When my spirit started to return, I became almost obsessed with vintage Christmas ornaments and decor. I’d lost many ornaments in my move and needed to replenish my tree, but instead of buying mass-produced boxes from a run-of-the-mill store, I decided to peruse consignment and antique stores for items that really mattered to me. The act of finding these little gems has been a joy for me. Walking into a small store chock full of decorations and ornaments from the ’30s, ’40s, and ’50s instantly brings me back to my grandmother’s house, decorated lovingly with shiny glass balls and tinsel and full of love. It’s a mix of these warm memories that has made this season a renewed delight for me.
Part of those warm memories for me, like many others, is making this season one of giving as well as receiving. My parents and grandmother were constantly helping people, whether that meant taking in people in need, delivering a hot meal, or putting gifts under someone else’s tree, even when we didn’t have too much to put under our own. Keeping this alive in our family is very important to both me and my sister, and this year we were able to sponsor quite a few kids’ birthdays and some of their Christmas at the local homeless shelters, bringing our kids a new personal awareness of homelessness in their own community. It is my hope that they will continue this year after year, as we have done. I want them to recognize that there is more joy in giving and helping.
This year, I posed a question on my Facebook page: “What is the one decoration that reminds you most of Christmas?” I got a lot of great responses, including one from my dad, who said the red Christmas bells that open like accordions were his favorite. I promptly ran out to my little gem of a consignment shop, were you can find almost anything retro Christmas, even accordion Christmas bells from decades ago. I grabbed a couple to pass along to him, and on my way out, I spotted something that made my heart skip a beat.
There in the corner stood the most ridiculous foil-wrapped orange candle set you’ve ever seen. Standing at the base of the candles, however, were two gauzy, peach-colored angels with halos of faded silver. Just like the one from Grandmom’s tree that I had raced my sisters for as kids. Just like the one I’d lost the year my spirit had faded.

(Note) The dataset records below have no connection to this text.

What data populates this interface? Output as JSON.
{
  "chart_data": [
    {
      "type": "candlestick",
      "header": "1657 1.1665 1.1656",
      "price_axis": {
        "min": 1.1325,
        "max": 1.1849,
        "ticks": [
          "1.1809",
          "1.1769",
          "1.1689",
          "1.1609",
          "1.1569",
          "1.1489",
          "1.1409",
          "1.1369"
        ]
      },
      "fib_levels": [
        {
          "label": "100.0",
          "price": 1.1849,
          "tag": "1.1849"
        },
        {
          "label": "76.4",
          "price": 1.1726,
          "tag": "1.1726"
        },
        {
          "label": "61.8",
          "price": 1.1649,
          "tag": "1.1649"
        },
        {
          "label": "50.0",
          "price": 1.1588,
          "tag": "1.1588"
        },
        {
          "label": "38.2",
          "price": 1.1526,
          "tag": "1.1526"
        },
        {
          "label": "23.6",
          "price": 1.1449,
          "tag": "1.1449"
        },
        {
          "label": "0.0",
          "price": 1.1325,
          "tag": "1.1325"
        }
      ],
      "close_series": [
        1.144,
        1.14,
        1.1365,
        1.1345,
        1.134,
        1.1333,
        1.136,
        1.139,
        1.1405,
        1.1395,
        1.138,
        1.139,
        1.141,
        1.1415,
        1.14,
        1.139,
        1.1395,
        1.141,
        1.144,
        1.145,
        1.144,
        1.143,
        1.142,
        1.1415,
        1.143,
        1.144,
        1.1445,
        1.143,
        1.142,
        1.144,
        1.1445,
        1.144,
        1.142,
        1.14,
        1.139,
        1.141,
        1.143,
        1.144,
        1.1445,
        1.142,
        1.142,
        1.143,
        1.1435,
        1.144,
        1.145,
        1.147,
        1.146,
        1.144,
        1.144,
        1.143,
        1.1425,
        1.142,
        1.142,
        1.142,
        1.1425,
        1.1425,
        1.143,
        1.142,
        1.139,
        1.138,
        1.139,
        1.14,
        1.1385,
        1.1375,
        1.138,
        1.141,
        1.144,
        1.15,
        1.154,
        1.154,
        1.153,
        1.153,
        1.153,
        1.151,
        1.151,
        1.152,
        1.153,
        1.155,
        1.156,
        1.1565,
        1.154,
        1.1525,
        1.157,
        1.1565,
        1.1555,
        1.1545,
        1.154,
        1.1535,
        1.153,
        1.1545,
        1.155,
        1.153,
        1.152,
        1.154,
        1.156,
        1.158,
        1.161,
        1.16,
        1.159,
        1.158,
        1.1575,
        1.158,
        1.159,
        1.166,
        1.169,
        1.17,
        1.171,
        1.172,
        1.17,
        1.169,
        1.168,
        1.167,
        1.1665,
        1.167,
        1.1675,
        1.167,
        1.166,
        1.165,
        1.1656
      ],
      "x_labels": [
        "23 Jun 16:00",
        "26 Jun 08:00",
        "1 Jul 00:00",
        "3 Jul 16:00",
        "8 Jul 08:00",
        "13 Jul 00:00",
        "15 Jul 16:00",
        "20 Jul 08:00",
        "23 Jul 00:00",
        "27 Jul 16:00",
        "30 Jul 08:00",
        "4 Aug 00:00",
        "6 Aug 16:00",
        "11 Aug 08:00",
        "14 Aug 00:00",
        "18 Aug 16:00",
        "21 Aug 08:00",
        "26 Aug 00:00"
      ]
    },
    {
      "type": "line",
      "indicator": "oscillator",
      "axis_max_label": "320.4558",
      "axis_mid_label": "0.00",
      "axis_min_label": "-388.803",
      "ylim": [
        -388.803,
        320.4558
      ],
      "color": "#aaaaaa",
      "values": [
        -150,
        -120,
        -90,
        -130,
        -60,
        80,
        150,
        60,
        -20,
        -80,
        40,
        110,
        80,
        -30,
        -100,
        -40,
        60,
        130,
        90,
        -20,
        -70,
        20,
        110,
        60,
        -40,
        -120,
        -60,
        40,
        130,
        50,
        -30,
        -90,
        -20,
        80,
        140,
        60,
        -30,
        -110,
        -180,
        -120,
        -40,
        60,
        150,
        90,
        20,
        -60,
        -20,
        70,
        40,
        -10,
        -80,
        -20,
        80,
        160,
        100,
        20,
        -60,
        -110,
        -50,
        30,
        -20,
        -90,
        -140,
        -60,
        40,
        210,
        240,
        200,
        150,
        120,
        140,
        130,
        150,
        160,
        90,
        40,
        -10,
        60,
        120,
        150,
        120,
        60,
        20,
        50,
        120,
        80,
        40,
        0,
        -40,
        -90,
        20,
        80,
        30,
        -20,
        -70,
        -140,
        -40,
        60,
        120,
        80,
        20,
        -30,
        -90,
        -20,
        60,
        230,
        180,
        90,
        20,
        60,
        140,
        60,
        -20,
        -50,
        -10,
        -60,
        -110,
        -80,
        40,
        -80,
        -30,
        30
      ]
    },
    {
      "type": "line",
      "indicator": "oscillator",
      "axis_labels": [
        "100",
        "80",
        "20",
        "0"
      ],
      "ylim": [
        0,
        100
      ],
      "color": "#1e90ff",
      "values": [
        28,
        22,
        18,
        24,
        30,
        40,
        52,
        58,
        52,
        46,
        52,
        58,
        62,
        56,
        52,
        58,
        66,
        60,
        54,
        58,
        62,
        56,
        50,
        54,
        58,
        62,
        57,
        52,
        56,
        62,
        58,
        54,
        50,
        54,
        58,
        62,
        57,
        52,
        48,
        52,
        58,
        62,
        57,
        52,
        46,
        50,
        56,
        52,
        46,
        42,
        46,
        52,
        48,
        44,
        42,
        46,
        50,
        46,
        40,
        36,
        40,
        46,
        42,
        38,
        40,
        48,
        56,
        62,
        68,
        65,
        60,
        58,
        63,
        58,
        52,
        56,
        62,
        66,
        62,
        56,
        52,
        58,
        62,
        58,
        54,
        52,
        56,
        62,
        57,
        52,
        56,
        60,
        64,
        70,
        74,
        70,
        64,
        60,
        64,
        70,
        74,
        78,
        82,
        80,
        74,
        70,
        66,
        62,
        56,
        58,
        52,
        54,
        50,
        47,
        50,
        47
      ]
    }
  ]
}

It is with great joy that we decorated our tree this year. Along with my boyfriend and parents, we finally made the return trek to pick out our perfect tree. Sitting under blankets and snuggling, my teen watched “It’s a Wonderful Life” with me for the first time. We hung shiny globes of all colors that had seen many holidays past. We layered on 5,000 strands of shimmering tinsel and, after years of missing her, I hung my angel in her rightful place, high on the tree, where she reminds me of what I’m most grateful for in this world: family, memories, divinity, love, and miracles, great and small.
Although she’s something of a newbie homesteader herself, Michelle comes from serious pioneer stock: Her great-grandmother literally wrote the book. It’s this legacy, in part, that led Michelle to trade in her high-stress life for a home on the grounds of a Pennsylvania CSA farm. You can read her monthly posts on beginner homesteading with kids and more here in HOMEGROWN Life, and sometimes you can find her popping up in The Stew, HOMEGROWN’s member blog.

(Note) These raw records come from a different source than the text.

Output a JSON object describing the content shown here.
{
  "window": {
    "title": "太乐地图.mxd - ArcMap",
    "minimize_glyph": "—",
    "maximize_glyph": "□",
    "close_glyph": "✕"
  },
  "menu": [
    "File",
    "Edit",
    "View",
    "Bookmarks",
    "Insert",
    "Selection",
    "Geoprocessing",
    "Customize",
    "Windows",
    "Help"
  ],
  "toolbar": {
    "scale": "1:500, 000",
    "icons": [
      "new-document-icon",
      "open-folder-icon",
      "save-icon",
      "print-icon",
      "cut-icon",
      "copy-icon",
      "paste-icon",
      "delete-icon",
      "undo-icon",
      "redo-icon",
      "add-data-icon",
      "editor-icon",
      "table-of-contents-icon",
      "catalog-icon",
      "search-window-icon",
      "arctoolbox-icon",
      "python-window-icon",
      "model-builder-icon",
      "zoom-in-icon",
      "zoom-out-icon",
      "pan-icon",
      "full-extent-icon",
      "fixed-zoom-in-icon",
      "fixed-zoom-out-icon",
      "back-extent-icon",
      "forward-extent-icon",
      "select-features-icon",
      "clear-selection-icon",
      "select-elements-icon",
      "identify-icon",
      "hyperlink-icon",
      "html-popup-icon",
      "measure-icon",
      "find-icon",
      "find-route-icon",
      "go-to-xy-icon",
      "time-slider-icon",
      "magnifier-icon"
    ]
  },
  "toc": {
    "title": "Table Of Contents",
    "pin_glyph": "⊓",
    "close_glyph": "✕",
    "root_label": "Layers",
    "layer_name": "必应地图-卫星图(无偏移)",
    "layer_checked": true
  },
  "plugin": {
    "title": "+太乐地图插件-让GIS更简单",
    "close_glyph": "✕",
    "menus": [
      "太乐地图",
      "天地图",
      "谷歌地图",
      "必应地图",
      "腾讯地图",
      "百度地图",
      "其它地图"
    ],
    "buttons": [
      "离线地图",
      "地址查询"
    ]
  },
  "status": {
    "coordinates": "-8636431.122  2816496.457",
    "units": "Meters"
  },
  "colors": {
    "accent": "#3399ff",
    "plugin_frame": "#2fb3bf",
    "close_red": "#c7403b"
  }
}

Photos by MICHELLE WIRE
This post originally appeared on HOMEGROWN.org. By Michelle Wire of HOMEGROWN.org